Unfortunately, movies that talk about stories, need to have writing that matches the large canvas they create. The dialogues – specially in whatever happy moments the film showcases are weak. The dullness is portrayed far better. Ranbir’s final story needs better lines just like the opening stage scene with the robot. Irshad Kamil’s matargashti somehow suffered from forced “pop” lyrics. Just the writing in all the departments was the reason why, I don’t rank it as my top Imtiaz Ali movie. Here’s my list in order:
- Jab We Met (Because it was hilarious and very well written)
- Rockstar (Despite the poor casting decision that Narghis Fakhri was. The music was exceptional)
- Tamasha (The one I personally connected to the most and loved the cast. I liked the experimental energy. Tried plenty but weak writing and less than spectacular music)
- Socha Na Tha (Sticking to casting right and staying honest to the plot. But looking back, somehow it was trying less)
- Highway (I wasn’t a fan of casting Alia Bhatt in the movie and personally it left me emotionally wanting more)
- Love Aaj Kal (I found it frivolous)
Ranbir and Deepika make it their own and live out their characters convincingly. Yet, there’s a gap before I remember them as Ved and Tara alone. They are a fistful short of Paro (of Dev D), Piku (of Piku) and Abbaji (of Maqbool) who allow you to forget their real identities. The movie does create a strong transportation effect that takes you in a heavy self-questioning mode and that alone is reason enough to devour the experiences slowly, again.
Watching Hindi movies in Ann Arbor is such a treat, and a relief to the film starved me! If you’re new in the city like me, check out Ann Arbor, Rave for the movie. They’re playing four shows a day, no less. And naturally with a large Indian audience, expect people to be boorish enough to show up with toddlers who cry in the middle of the movie. I just don’t understand some Indians. What’s a child doing in a movie like this?
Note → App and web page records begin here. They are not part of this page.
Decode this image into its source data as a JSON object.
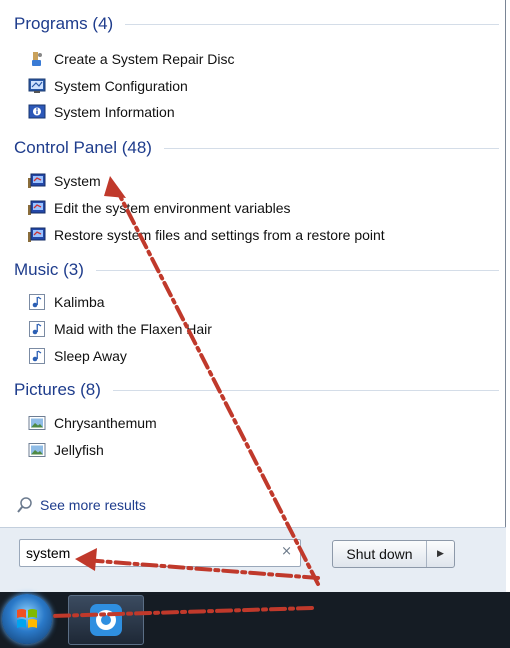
{
  "groups": {
    "programs": {
      "title": "Programs (4)",
      "items": [
        {
          "label": "Create a System Repair Disc",
          "icon": "repair-disc-icon"
        },
        {
          "label": "System Configuration",
          "icon": "system-config-icon"
        },
        {
          "label": "System Information",
          "icon": "system-info-icon"
        }
      ]
    },
    "control_panel": {
      "title": "Control Panel (48)",
      "items": [
        {
          "label": "System",
          "icon": "control-panel-icon"
        },
        {
          "label": "Edit the system environment variables",
          "icon": "control-panel-icon"
        },
        {
          "label": "Restore system files and settings from a restore point",
          "icon": "control-panel-icon"
        }
      ]
    },
    "music": {
      "title": "Music (3)",
      "items": [
        {
          "label": "Kalimba",
          "icon": "music-note-icon"
        },
        {
          "label": "Maid with the Flaxen Hair",
          "icon": "music-note-icon"
        },
        {
          "label": "Sleep Away",
          "icon": "music-note-icon"
        }
      ]
    },
    "pictures": {
      "title": "Pictures (8)",
      "items": [
        {
          "label": "Chrysanthemum",
          "icon": "picture-icon"
        },
        {
          "label": "Jellyfish",
          "icon": "picture-icon"
        }
      ]
    }
  },
  "see_more": {
    "label": "See more results",
    "icon": "search-icon"
  },
  "search": {
    "value": "system",
    "clear": "×"
  },
  "shutdown": {
    "label": "Shut down",
    "arrow": "▶"
  },
  "colors": {
    "header": "#1e3c8c",
    "annotation": "#c0392b"
  }
}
Buying the ticket does not mean buying the cinema hall, and baby sitters are available everywhere!
PS: Cover image from the Tamasha official Facebook page.